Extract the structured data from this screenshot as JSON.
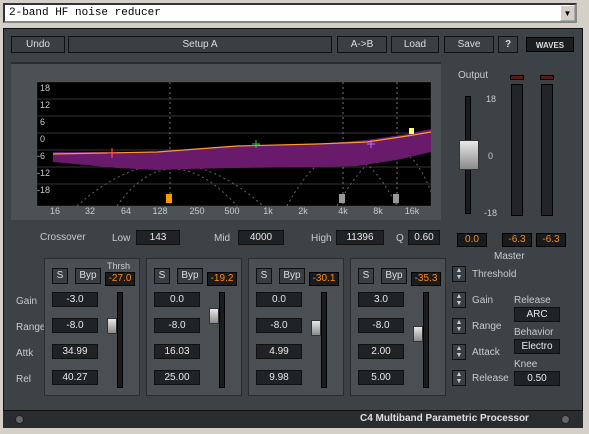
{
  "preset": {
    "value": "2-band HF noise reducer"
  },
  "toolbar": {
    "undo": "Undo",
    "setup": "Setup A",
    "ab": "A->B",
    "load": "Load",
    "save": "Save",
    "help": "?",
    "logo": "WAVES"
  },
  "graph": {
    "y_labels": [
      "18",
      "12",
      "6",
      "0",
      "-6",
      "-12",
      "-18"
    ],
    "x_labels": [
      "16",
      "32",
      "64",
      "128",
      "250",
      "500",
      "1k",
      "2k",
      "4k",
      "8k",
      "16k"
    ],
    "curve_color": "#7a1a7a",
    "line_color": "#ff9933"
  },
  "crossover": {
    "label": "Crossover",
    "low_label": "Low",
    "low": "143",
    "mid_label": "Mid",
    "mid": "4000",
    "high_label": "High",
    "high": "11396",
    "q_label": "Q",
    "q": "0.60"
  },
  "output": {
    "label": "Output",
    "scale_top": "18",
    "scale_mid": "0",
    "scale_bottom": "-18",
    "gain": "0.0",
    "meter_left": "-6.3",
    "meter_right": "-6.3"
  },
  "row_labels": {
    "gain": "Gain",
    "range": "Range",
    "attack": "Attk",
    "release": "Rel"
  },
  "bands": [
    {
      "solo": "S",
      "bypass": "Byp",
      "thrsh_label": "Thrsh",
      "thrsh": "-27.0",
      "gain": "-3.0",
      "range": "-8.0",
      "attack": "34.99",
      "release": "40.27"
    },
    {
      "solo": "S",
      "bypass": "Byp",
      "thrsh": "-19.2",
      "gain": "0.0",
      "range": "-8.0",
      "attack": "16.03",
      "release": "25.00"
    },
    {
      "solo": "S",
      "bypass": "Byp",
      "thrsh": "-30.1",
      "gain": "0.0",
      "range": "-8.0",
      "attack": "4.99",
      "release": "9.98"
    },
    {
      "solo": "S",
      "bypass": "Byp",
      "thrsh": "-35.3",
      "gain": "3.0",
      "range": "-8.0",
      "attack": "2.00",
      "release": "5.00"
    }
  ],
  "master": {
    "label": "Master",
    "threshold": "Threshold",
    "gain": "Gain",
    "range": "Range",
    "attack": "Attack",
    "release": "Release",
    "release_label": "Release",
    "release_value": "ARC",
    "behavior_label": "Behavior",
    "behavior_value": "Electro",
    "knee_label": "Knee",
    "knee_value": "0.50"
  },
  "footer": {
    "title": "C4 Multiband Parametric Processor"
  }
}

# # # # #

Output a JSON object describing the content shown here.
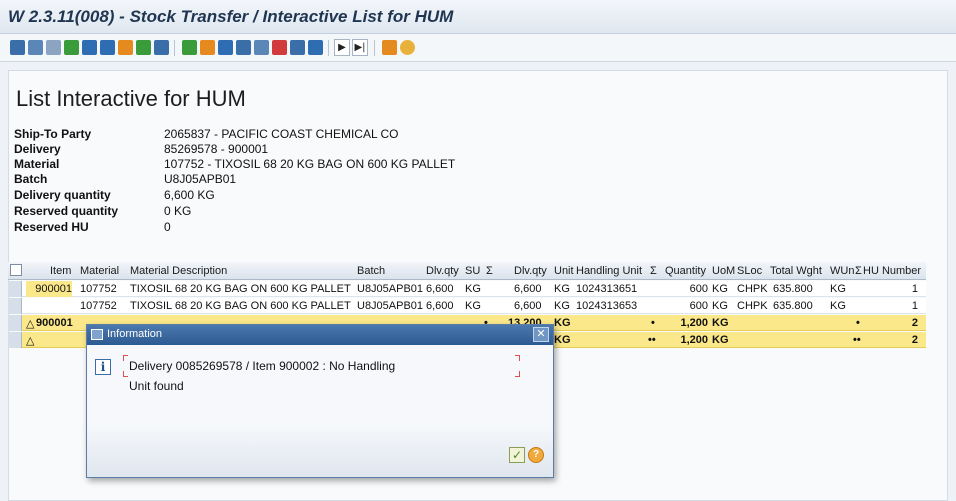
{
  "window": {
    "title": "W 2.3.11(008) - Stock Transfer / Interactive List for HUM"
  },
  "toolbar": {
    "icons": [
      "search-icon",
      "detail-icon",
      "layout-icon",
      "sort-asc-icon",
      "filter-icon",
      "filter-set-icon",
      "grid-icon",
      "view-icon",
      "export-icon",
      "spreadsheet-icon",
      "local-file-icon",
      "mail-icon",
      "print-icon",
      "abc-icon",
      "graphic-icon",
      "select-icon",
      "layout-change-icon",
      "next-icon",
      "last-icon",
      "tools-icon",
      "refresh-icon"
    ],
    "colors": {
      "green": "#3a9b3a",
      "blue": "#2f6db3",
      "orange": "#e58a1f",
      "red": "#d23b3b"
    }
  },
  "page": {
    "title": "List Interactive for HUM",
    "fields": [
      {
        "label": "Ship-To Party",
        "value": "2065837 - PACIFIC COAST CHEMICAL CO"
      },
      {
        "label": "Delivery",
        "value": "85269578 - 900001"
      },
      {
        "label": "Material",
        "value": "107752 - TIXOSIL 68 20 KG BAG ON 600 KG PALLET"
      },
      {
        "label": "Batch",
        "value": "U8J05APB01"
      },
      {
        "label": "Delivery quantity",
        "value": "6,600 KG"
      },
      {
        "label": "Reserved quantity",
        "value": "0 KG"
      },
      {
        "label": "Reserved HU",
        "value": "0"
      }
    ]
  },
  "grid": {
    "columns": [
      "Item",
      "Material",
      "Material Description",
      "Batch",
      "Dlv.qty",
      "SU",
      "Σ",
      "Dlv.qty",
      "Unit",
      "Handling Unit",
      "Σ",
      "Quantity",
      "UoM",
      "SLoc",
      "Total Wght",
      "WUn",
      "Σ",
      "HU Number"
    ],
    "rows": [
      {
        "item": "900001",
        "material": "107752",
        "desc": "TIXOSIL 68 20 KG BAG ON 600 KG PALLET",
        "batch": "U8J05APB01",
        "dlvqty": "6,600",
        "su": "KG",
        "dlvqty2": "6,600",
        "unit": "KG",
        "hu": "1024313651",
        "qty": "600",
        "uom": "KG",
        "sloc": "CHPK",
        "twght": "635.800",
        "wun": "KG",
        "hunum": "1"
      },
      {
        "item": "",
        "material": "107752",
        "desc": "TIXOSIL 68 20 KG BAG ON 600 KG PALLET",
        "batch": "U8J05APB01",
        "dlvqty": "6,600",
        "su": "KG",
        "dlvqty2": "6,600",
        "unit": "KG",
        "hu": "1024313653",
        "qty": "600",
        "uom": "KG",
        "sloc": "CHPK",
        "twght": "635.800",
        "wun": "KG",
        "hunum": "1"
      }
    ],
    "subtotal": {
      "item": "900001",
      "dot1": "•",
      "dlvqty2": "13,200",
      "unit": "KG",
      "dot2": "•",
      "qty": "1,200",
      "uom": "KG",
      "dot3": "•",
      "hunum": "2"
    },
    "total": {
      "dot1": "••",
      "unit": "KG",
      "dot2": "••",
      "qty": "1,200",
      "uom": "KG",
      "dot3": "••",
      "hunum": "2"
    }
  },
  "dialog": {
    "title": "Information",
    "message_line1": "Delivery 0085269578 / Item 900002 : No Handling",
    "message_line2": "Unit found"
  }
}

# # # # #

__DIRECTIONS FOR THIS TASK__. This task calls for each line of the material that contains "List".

__ANSWER FOR THE TASK__.
    "title": "W 2.3.11(008) - Stock Transfer / Interactive List for HUM"
    "title": "List Interactive for HUM",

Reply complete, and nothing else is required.